Algerina Perna, Baltimore Sun
May 17, 2012
Gina Pursley had no plans to be a social worker -- and she never planned to need the assistance of one, either.
But both have come to pass.
The crumbling economy and illness afflicting her husband have left the 51-year-old as a single mother of three without a source of income. Her family lost its Hereford farm, and she had to shutter her Parkton antique store and rely on food stamps to feed her three daughters.
She hopes to turn things around starting Friday, when she graduates from the University of Maryland, Baltimore with a master's in social work.
"I can't wait for some normalcy," Pursley said. "This degree has offered me that."
Before everything changed, Pursley was content as a mom, operating her antique shop during the day and making it home each afternoon in time to have dinner for her family. In the 1980s, she worked for banks and alongside her husband at biotechnology companies in Boston.
But when her husband became unable to work because of liver disease, she had to make a decision. Unable to care for him while also supporting the family financially, Pursley began exploring careers in social work. Her husband moved to Ohio with a daughter from a previous marriage to care for him.
At the University of Maryland, she was able to gain experience through internships at the Baltimore County Detention Center and Wellspan Behavioral Health in York, Pa. She is now looking for jobs at local hospitals caring for patients in mental health crisis.
"If I wasn't accepted into this program, our lives would have taken a very different turn," she wrote of her family in a letter to Richard Barth, dean of the social work school. "I am so proud of myself and this school to afford me the opportunity to change our lives forever."

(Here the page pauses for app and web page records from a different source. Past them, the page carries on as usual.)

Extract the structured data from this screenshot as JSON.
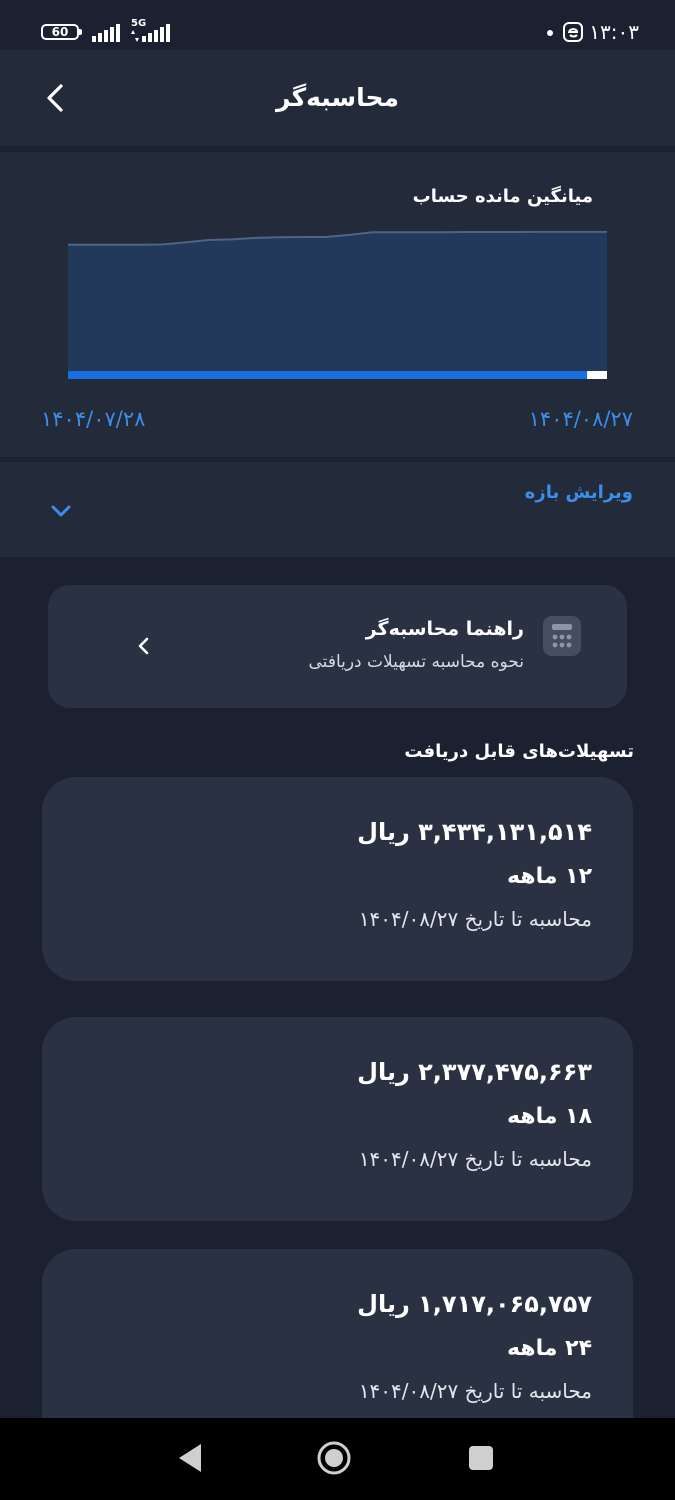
{
  "status_bar": {
    "battery": "60",
    "network": "5G",
    "time": "۱۳:۰۳"
  },
  "header": {
    "title": "محاسبه‌گر",
    "back_icon": "chevron-left-icon"
  },
  "balance_chart": {
    "title": "میانگین مانده حساب",
    "date_start": "۱۴۰۴/۰۷/۲۸",
    "date_end": "۱۴۰۴/۰۸/۲۷",
    "fill_color": "#23395b",
    "line_color": "#4f6384",
    "bar_color": "#1a6fe0",
    "progress_fraction": 0.963
  },
  "chart_data": {
    "type": "area",
    "title": "میانگین مانده حساب",
    "x_start": "۱۴۰۴/۰۷/۲۸",
    "x_end": "۱۴۰۴/۰۸/۲۷",
    "y_axis_labels": "none",
    "relative_values": [
      0.848,
      0.848,
      0.848,
      0.849,
      0.85,
      0.864,
      0.88,
      0.884,
      0.894,
      0.899,
      0.9,
      0.9,
      0.914,
      0.932,
      0.932,
      0.932,
      0.932,
      0.933,
      0.933,
      0.933,
      0.934,
      0.934,
      0.934,
      0.934
    ]
  },
  "range": {
    "label": "ویرایش بازه",
    "icon": "chevron-down-icon"
  },
  "guide": {
    "title": "راهنما محاسبه‌گر",
    "subtitle": "نحوه محاسبه تسهیلات دریافتی",
    "icon": "calculator-icon",
    "chevron": "chevron-left-icon"
  },
  "facilities": {
    "heading": "تسهیلات‌های قابل دریافت",
    "items": [
      {
        "amount": "۳,۴۳۴,۱۳۱,۵۱۴ ریال",
        "term": "۱۲ ماهه",
        "calc_date": "محاسبه تا تاریخ ۱۴۰۴/۰۸/۲۷"
      },
      {
        "amount": "۲,۳۷۷,۴۷۵,۶۶۳ ریال",
        "term": "۱۸ ماهه",
        "calc_date": "محاسبه تا تاریخ ۱۴۰۴/۰۸/۲۷"
      },
      {
        "amount": "۱,۷۱۷,۰۶۵,۷۵۷ ریال",
        "term": "۲۴ ماهه",
        "calc_date": "محاسبه تا تاریخ ۱۴۰۴/۰۸/۲۷"
      }
    ]
  },
  "nav_bar": {
    "back_icon": "triangle-back-icon",
    "home_icon": "circle-home-icon",
    "recent_icon": "square-recent-icon"
  }
}
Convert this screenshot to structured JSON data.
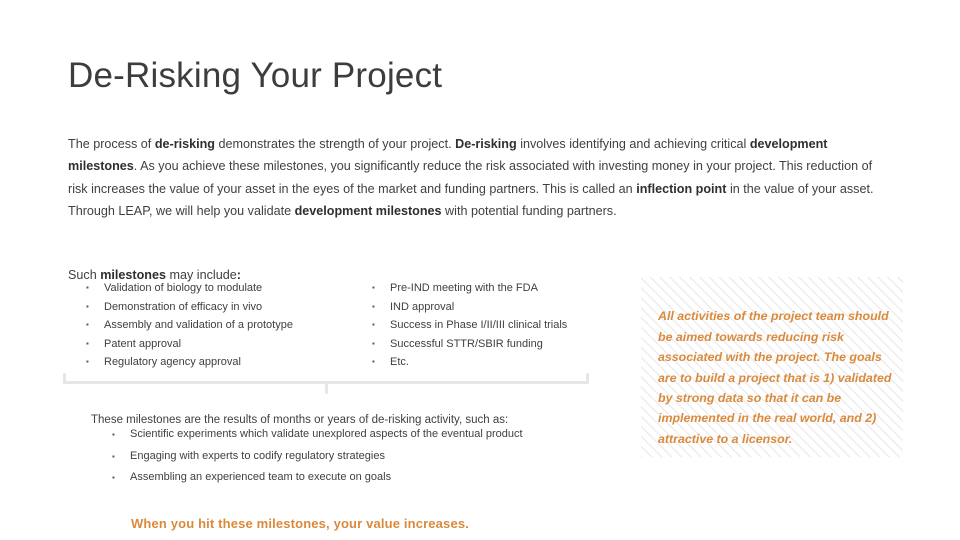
{
  "slide": {
    "title": "De-Risking Your Project",
    "intro": {
      "segments": [
        {
          "text": "The process of ",
          "bold": false
        },
        {
          "text": "de-risking",
          "bold": true
        },
        {
          "text": " demonstrates the strength of your project. ",
          "bold": false
        },
        {
          "text": "De-risking",
          "bold": true
        },
        {
          "text": " involves identifying and achieving critical ",
          "bold": false
        },
        {
          "text": "development milestones",
          "bold": true
        },
        {
          "text": ". As you achieve these milestones, you significantly reduce the risk associated with investing money in your project. This reduction of risk increases the value of your asset in the eyes of the market and funding partners. This is called an ",
          "bold": false
        },
        {
          "text": "inflection point",
          "bold": true
        },
        {
          "text": " in the value of your asset. Through LEAP, we will help you validate ",
          "bold": false
        },
        {
          "text": "development milestones",
          "bold": true
        },
        {
          "text": " with potential funding partners.",
          "bold": false
        }
      ]
    },
    "lead_in": {
      "segments": [
        {
          "text": "Such ",
          "bold": false
        },
        {
          "text": "milestones",
          "bold": true
        },
        {
          "text": " may include",
          "bold": false
        },
        {
          "text": ":",
          "bold": true
        }
      ]
    },
    "bullet_char": "▪",
    "milestones_left": [
      "Validation of biology to modulate",
      "Demonstration of efficacy in vivo",
      "Assembly and validation of a prototype",
      "Patent approval",
      "Regulatory agency approval"
    ],
    "milestones_right": [
      "Pre-IND meeting with the FDA",
      "IND approval",
      "Success in Phase I/II/III clinical trials",
      "Successful STTR/SBIR funding",
      "Etc."
    ],
    "subhead": "These milestones are the results of months or years of de-risking activity, such as:",
    "activities": [
      "Scientific experiments which validate unexplored aspects of the eventual product",
      "Engaging with experts to codify regulatory strategies",
      "Assembling an experienced team to execute on goals"
    ],
    "closing": "When you hit these milestones, your value increases.",
    "callout": "All activities of the project team should be aimed towards reducing risk associated with the project. The goals are to build a project that is 1) validated by strong data so that it can be implemented in the real world, and 2) attractive to a licensor."
  },
  "colors": {
    "accent_orange": "#d98a3d",
    "body_text": "#3f3f3f",
    "bracket_gray": "#e6e6e6"
  }
}
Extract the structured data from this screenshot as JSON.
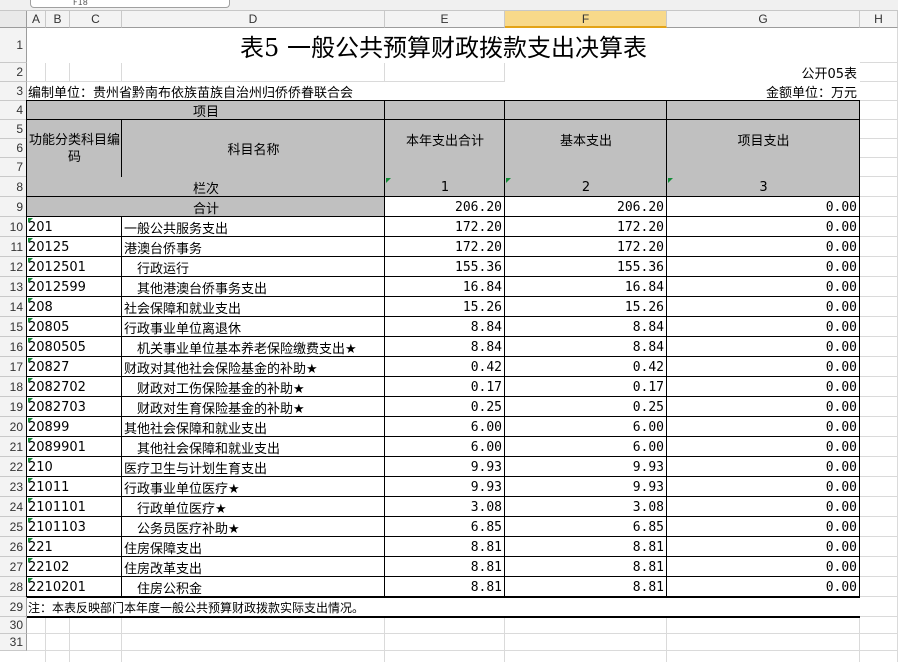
{
  "app": {
    "tab_stub": "F18"
  },
  "columns": [
    "A",
    "B",
    "C",
    "D",
    "E",
    "F",
    "G",
    "H"
  ],
  "selected_column": "F",
  "rows": [
    "1",
    "2",
    "3",
    "4",
    "5",
    "6",
    "7",
    "8",
    "9",
    "10",
    "11",
    "12",
    "13",
    "14",
    "15",
    "16",
    "17",
    "18",
    "19",
    "20",
    "21",
    "22",
    "23",
    "24",
    "25",
    "26",
    "27",
    "28",
    "29",
    "30",
    "31"
  ],
  "sheet": {
    "title": "表5  一般公共预算财政拨款支出决算表",
    "code": "公开05表",
    "unit_left": "编制单位：贵州省黔南布依族苗族自治州归侨侨眷联合会",
    "unit_right": "金额单位：万元",
    "headers": {
      "item": "项目",
      "func_code": "功能分类科目编码",
      "subject_name": "科目名称",
      "total": "本年支出合计",
      "basic": "基本支出",
      "project": "项目支出",
      "lanci": "栏次",
      "col1": "1",
      "col2": "2",
      "col3": "3",
      "sum_label": "合计"
    },
    "totals": {
      "total": "206.20",
      "basic": "206.20",
      "project": "0.00"
    },
    "data_rows": [
      {
        "code": "201",
        "name": "一般公共服务支出",
        "total": "172.20",
        "basic": "172.20",
        "project": "0.00"
      },
      {
        "code": "20125",
        "name": "港澳台侨事务",
        "total": "172.20",
        "basic": "172.20",
        "project": "0.00"
      },
      {
        "code": "2012501",
        "name": "　行政运行",
        "total": "155.36",
        "basic": "155.36",
        "project": "0.00"
      },
      {
        "code": "2012599",
        "name": "　其他港澳台侨事务支出",
        "total": "16.84",
        "basic": "16.84",
        "project": "0.00"
      },
      {
        "code": "208",
        "name": "社会保障和就业支出",
        "total": "15.26",
        "basic": "15.26",
        "project": "0.00"
      },
      {
        "code": "20805",
        "name": "行政事业单位离退休",
        "total": "8.84",
        "basic": "8.84",
        "project": "0.00"
      },
      {
        "code": "2080505",
        "name": "　机关事业单位基本养老保险缴费支出★",
        "total": "8.84",
        "basic": "8.84",
        "project": "0.00"
      },
      {
        "code": "20827",
        "name": "财政对其他社会保险基金的补助★",
        "total": "0.42",
        "basic": "0.42",
        "project": "0.00"
      },
      {
        "code": "2082702",
        "name": "　财政对工伤保险基金的补助★",
        "total": "0.17",
        "basic": "0.17",
        "project": "0.00"
      },
      {
        "code": "2082703",
        "name": "　财政对生育保险基金的补助★",
        "total": "0.25",
        "basic": "0.25",
        "project": "0.00"
      },
      {
        "code": "20899",
        "name": "其他社会保障和就业支出",
        "total": "6.00",
        "basic": "6.00",
        "project": "0.00"
      },
      {
        "code": "2089901",
        "name": "　其他社会保障和就业支出",
        "total": "6.00",
        "basic": "6.00",
        "project": "0.00"
      },
      {
        "code": "210",
        "name": "医疗卫生与计划生育支出",
        "total": "9.93",
        "basic": "9.93",
        "project": "0.00"
      },
      {
        "code": "21011",
        "name": "行政事业单位医疗★",
        "total": "9.93",
        "basic": "9.93",
        "project": "0.00"
      },
      {
        "code": "2101101",
        "name": "　行政单位医疗★",
        "total": "3.08",
        "basic": "3.08",
        "project": "0.00"
      },
      {
        "code": "2101103",
        "name": "　公务员医疗补助★",
        "total": "6.85",
        "basic": "6.85",
        "project": "0.00"
      },
      {
        "code": "221",
        "name": "住房保障支出",
        "total": "8.81",
        "basic": "8.81",
        "project": "0.00"
      },
      {
        "code": "22102",
        "name": "住房改革支出",
        "total": "8.81",
        "basic": "8.81",
        "project": "0.00"
      },
      {
        "code": "2210201",
        "name": "　住房公积金",
        "total": "8.81",
        "basic": "8.81",
        "project": "0.00"
      }
    ],
    "note": "注：本表反映部门本年度一般公共预算财政拨款实际支出情况。"
  }
}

Barth said it was an encouraging letter to receive, given that Pursley can use her degree to help others in situation just like hers.
"We prepare them to be instrumental in helping others to overcome odds," Barth said.